▸ ABOUT THIS TASK: Print out the data below with every line intact.

▸ DATA TO PROCESS:
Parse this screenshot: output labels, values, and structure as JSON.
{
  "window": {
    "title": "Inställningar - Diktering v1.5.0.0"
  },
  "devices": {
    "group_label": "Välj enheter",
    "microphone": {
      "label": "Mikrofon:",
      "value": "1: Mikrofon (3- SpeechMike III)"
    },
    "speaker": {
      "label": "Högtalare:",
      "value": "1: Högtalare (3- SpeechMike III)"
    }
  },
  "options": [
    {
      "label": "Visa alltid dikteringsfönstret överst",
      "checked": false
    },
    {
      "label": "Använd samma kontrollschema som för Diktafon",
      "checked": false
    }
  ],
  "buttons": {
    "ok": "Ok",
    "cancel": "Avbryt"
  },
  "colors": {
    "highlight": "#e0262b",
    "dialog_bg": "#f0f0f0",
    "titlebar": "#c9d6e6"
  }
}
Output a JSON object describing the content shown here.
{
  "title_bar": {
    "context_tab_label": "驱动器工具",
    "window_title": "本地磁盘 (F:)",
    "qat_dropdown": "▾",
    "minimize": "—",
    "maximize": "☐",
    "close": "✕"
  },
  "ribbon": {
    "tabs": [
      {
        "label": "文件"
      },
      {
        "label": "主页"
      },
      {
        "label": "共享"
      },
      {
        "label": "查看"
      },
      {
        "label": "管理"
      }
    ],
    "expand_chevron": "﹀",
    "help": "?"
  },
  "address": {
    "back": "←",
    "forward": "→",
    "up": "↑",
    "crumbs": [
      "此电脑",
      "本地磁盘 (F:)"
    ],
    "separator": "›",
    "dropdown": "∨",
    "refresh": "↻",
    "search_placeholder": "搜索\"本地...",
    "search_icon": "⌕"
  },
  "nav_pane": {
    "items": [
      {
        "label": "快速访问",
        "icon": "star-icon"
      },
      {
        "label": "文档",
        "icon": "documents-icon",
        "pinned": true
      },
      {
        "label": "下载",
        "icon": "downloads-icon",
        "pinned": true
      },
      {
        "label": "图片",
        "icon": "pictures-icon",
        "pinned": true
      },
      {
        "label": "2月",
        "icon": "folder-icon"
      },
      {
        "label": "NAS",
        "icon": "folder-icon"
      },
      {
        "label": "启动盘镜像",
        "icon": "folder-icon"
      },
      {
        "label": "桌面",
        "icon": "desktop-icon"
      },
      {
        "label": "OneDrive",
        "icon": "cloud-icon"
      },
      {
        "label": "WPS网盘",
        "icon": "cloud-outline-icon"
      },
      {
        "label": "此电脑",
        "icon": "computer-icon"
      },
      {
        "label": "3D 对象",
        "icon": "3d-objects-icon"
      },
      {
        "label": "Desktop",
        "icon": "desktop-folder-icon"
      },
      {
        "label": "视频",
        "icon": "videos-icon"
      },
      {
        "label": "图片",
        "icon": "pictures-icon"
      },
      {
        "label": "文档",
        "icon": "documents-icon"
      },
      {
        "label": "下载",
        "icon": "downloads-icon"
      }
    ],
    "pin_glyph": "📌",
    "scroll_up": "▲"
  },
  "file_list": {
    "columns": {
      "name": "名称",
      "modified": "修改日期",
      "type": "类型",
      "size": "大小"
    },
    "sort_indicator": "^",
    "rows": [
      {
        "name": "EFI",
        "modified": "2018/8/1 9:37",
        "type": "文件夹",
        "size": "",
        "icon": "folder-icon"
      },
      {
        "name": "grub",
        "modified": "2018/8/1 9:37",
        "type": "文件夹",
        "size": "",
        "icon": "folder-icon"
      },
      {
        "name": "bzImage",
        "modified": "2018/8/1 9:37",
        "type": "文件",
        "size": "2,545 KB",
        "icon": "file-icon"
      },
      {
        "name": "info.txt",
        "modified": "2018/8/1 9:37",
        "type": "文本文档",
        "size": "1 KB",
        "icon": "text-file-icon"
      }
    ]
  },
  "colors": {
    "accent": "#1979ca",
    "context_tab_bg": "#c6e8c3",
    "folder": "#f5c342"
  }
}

▸ YOUR SOLUTION:
Parse this screenshot: output labels, values, and structure as JSON.
{
  "window": {
    "title": "Inställningar - Diktering v1.5.0.0"
  },
  "devices": {
    "group_label": "Välj enheter",
    "microphone": {
      "label": "Mikrofon:",
      "value": "1: Mikrofon (3- SpeechMike III)"
    },
    "speaker": {
      "label": "Högtalare:",
      "value": "1: Högtalare (3- SpeechMike III)"
    }
  },
  "options": [
    {
      "label": "Visa alltid dikteringsfönstret överst",
      "checked": false
    },
    {
      "label": "Använd samma kontrollschema som för Diktafon",
      "checked": false
    }
  ],
  "buttons": {
    "ok": "Ok",
    "cancel": "Avbryt"
  },
  "colors": {
    "highlight": "#e0262b",
    "dialog_bg": "#f0f0f0",
    "titlebar": "#c9d6e6"
  }
}
Output a JSON object describing the content shown here.
{
  "title_bar": {
    "context_tab_label": "驱动器工具",
    "window_title": "本地磁盘 (F:)",
    "qat_dropdown": "▾",
    "minimize": "—",
    "maximize": "☐",
    "close": "✕"
  },
  "ribbon": {
    "tabs": [
      {
        "label": "文件"
      },
      {
        "label": "主页"
      },
      {
        "label": "共享"
      },
      {
        "label": "查看"
      },
      {
        "label": "管理"
      }
    ],
    "expand_chevron": "﹀",
    "help": "?"
  },
  "address": {
    "back": "←",
    "forward": "→",
    "up": "↑",
    "crumbs": [
      "此电脑",
      "本地磁盘 (F:)"
    ],
    "separator": "›",
    "dropdown": "∨",
    "refresh": "↻",
    "search_placeholder": "搜索\"本地...",
    "search_icon": "⌕"
  },
  "nav_pane": {
    "items": [
      {
        "label": "快速访问",
        "icon": "star-icon"
      },
      {
        "label": "文档",
        "icon": "documents-icon",
        "pinned": true
      },
      {
        "label": "下载",
        "icon": "downloads-icon",
        "pinned": true
      },
      {
        "label": "图片",
        "icon": "pictures-icon",
        "pinned": true
      },
      {
        "label": "2月",
        "icon": "folder-icon"
      },
      {
        "label": "NAS",
        "icon": "folder-icon"
      },
      {
        "label": "启动盘镜像",
        "icon": "folder-icon"
      },
      {
        "label": "桌面",
        "icon": "desktop-icon"
      },
      {
        "label": "OneDrive",
        "icon": "cloud-icon"
      },
      {
        "label": "WPS网盘",
        "icon": "cloud-outline-icon"
      },
      {
        "label": "此电脑",
        "icon": "computer-icon"
      },
      {
        "label": "3D 对象",
        "icon": "3d-objects-icon"
      },
      {
        "label": "Desktop",
        "icon": "desktop-folder-icon"
      },
      {
        "label": "视频",
        "icon": "videos-icon"
      },
      {
        "label": "图片",
        "icon": "pictures-icon"
      },
      {
        "label": "文档",
        "icon": "documents-icon"
      },
      {
        "label": "下载",
        "icon": "downloads-icon"
      }
    ],
    "pin_glyph": "📌",
    "scroll_up": "▲"
  },
  "file_list": {
    "columns": {
      "name": "名称",
      "modified": "修改日期",
      "type": "类型",
      "size": "大小"
    },
    "sort_indicator": "^",
    "rows": [
      {
        "name": "EFI",
        "modified": "2018/8/1 9:37",
        "type": "文件夹",
        "size": "",
        "icon": "folder-icon"
      },
      {
        "name": "grub",
        "modified": "2018/8/1 9:37",
        "type": "文件夹",
        "size": "",
        "icon": "folder-icon"
      },
      {
        "name": "bzImage",
        "modified": "2018/8/1 9:37",
        "type": "文件",
        "size": "2,545 KB",
        "icon": "file-icon"
      },
      {
        "name": "info.txt",
        "modified": "2018/8/1 9:37",
        "type": "文本文档",
        "size": "1 KB",
        "icon": "text-file-icon"
      }
    ]
  },
  "colors": {
    "accent": "#1979ca",
    "context_tab_bg": "#c6e8c3",
    "folder": "#f5c342"
  }
}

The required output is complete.